This is also a beautifully designed McSweeny book, with a beautiful "Maxell XL-II" mix-tape cover and with clever illustrations by Marcel Dzama. The book also benefits Treehouse Trust and 826 Valencia, organizations that are extremely worthy of the extra money.
Hornby should do one of these a year, I think. And next time, it'd be nice if he'd touch on his favorite Stones songs, his favorite Stax songs, his favorite Steve Earle songs, his favorite blues, his favorite jazz, his favorite Clash songs, etc, etc. If he'll write it, I'll read it.
Instead, the project foundered and the company almost went bankrupt. At a shareholders' meeting (the company had 50 people; that we held shareholders' meeting showed the pretension), I asked the Presdient, what he was doing to prevent the problem from recurring. His response: "What would you do?"
My response began with "Hey, I ain't no hero, that's understood..."
What does one do when the cliche 'The Soundtrack of Our Lives" applies?
You become Nick Hornby. And, you write a marvelous treatise on just how and why (and, above all, how much) you love what I am afraid has no better name than 'Pop Music".
Mr. Hornby has always been an introspective character worthy of inclusion in his own novels, "About a Boy", and "High Fidelity". In fact, that came to pass in his autobiographical "Fever Pitch". But, where Arsenal (Go Gunners!) was the cloth on which the tapestry of his life (loss of father, doubts about himself, selfishness, and other varied and sundry passions) was sewn, here, it is thrity one songs that serve that purpose.
But, please be aware this is not an anthology of music reviews.
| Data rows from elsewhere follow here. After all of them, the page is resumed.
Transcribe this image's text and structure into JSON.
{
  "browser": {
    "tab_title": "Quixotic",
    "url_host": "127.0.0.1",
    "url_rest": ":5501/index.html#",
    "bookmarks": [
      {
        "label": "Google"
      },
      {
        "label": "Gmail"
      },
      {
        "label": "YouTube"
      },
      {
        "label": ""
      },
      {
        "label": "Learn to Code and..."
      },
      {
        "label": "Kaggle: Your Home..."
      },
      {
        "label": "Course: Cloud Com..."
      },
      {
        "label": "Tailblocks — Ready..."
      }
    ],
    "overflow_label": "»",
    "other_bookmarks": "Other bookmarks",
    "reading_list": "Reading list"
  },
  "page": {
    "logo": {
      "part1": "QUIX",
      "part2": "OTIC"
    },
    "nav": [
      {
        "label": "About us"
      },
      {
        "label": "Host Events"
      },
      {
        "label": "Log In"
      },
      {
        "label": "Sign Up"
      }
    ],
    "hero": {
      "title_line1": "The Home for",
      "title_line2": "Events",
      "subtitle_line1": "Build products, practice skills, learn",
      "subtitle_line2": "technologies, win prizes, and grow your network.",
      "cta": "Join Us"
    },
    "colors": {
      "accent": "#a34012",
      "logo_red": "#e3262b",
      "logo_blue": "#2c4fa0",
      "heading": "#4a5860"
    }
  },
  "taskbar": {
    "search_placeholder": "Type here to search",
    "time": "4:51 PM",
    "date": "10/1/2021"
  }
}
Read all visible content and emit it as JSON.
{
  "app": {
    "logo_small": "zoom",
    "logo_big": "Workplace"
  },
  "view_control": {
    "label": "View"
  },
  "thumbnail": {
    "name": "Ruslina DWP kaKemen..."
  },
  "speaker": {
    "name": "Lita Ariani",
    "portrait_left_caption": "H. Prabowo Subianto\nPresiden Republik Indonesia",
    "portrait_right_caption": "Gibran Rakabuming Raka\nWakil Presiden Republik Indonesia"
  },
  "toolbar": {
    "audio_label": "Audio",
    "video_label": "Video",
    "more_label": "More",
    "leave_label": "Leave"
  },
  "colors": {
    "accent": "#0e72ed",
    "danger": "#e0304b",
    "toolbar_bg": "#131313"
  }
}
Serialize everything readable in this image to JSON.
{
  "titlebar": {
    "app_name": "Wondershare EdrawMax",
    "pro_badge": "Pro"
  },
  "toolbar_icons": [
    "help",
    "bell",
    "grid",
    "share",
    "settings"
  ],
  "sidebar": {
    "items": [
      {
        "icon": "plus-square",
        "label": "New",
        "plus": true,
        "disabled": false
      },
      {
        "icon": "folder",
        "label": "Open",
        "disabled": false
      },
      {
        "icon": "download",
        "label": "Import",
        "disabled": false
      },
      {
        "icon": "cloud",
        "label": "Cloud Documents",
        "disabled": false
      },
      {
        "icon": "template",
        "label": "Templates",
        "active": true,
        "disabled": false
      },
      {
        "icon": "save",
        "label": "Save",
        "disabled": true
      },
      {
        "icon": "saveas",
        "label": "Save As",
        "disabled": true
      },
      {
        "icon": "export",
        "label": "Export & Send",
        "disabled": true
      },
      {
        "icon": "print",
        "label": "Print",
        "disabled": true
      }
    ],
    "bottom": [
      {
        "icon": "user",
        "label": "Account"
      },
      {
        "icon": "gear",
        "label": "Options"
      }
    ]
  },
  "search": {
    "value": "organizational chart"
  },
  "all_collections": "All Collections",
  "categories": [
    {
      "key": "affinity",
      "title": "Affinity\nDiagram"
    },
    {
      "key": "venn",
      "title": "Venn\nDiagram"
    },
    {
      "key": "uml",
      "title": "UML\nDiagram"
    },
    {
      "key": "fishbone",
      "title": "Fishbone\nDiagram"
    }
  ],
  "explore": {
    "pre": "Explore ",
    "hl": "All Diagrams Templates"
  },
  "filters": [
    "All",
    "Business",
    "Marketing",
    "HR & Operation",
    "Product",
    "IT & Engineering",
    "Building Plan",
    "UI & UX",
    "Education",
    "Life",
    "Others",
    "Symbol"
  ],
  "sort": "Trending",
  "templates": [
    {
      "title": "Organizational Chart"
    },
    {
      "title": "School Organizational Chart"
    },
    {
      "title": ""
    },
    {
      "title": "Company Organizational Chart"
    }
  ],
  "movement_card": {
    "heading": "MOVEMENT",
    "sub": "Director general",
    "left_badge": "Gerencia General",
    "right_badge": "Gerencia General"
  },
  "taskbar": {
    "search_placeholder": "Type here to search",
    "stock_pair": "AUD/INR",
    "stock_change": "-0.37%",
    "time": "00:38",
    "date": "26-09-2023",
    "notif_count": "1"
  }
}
This is an anthology of Mr. Hornby's life. You'll understand if you are one of us, those people who carry a jukebox in their head...no, in their soul. He shares his soul with us, using an intimacy that is normally saved for confessions to the closest of friends. It's akin to sitting in the back of your local over that one last pint, when the alcohol has freed you from the demons of self-consciousness. It's in that state that you will speak the truth about yourself and what you feel. That Mr. Hornby does it with background music makes it all the more perfect.
Buy this book. Read this book. Live this book. Savor the moods, the feelings, the emotions, the wins and losses, the very life of being alive.